Cigna and Express Scripts Merger Earns New York, California Regulatory Approval

December 18, 2018
Samantha DiGrande

Last week, Insurer Cigna and pharmacy benefit manager (PBM) Express Scripts overcame 2 hurdles to completing their $67 billion merger as New York and California insurance regulators signed off on the deal.

Last week, Insurer Cigna and pharmacy benefit manager (PBM) Express Scripts overcame 2 hurdles to completing their $67 billion merger as New York and California insurance regulators signed off on the deal.

The deal, which was approved by the US Justice Department in September 2018, was approved by the insurance regulators with conditions. One of the conditions stipulated by the California Department of Managed Health Care was that the combined company not raise premiums to pay for the merger for 5 years and keep premium prices “to a minimum.”

Additionally, Cigna and Express Scripts have agreed to invest $60 million in California’s healthcare system through Cigna’s accountable care organizations as well as funding scholarships and loan repayment programs to increase the number of healthcare providers in underserved areas. These funds will also go towards supporting programs that address social determinants of health and the opioid epidemic.

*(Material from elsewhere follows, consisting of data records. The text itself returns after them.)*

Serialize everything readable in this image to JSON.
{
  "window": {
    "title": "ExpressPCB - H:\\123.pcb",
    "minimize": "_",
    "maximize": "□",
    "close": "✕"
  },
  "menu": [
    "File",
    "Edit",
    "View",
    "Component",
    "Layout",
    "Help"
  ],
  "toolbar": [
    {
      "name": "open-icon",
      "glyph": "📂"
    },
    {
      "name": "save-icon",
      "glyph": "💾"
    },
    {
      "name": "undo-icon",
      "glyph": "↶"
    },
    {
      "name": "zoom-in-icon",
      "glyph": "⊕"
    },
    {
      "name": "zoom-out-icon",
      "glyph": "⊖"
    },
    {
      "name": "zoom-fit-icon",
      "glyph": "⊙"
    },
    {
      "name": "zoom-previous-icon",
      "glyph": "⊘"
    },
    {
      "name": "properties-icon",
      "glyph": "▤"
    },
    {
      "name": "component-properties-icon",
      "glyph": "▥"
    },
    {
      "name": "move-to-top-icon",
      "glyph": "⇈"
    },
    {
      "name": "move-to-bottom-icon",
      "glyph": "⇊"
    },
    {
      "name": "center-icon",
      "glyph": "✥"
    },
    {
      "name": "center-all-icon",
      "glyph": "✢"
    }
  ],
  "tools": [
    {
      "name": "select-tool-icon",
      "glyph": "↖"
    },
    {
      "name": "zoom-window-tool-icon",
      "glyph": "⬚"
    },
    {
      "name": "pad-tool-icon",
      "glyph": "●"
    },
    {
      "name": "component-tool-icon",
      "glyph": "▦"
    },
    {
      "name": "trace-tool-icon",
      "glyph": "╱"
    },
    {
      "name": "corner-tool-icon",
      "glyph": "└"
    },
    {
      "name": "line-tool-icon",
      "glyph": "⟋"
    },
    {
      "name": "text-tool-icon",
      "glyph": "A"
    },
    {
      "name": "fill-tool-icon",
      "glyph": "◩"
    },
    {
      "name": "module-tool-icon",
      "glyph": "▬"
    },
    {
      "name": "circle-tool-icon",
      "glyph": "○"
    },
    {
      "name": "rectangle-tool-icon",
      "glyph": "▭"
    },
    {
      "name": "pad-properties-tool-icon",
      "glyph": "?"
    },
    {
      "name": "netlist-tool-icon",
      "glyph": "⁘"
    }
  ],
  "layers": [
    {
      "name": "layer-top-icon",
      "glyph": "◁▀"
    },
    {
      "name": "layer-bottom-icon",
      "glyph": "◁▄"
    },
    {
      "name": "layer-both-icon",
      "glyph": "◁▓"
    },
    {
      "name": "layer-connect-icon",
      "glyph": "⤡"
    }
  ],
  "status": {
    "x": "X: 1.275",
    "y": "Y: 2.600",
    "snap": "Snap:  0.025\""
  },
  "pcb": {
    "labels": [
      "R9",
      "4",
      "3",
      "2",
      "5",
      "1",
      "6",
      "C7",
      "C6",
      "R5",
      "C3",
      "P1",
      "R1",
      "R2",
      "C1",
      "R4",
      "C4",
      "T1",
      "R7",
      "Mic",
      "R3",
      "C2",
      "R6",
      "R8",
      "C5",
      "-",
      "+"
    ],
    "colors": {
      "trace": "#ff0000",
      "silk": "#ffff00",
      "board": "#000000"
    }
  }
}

Another condition, required by New York regulators, was that the combined company wouldn’t increase premiums for New York plan members to pay for the acquisition, as well as providing preferential pricing from Express Scripts or excluding independent pharmacies from its network.

Such factors are a concern because they would give Cigna an “artificial competitive advantage that would draw policyholders away from other insurers and create an even larger market share for the enterprise,” according to the December 13, 2018 filing. Finally, the regulator also required the insurer to report the pharmacy rebates it receives, and the amount returned to customers.

New York’s financial services department had a public hearing scheduled to discuss the merger on January 10, 2019, but later decided it wasn’t necessary after Cigna agreed to the terms presented.

As of now, the final state that has yet to grant approval of the merger is New Jersey. “We continue to work with regulators in New Jersey, the [1] outstanding state where approval is required, and continue to expect that the transaction will close by the end of 2018, subject to the satisfaction of all closing conditions,” read the filing.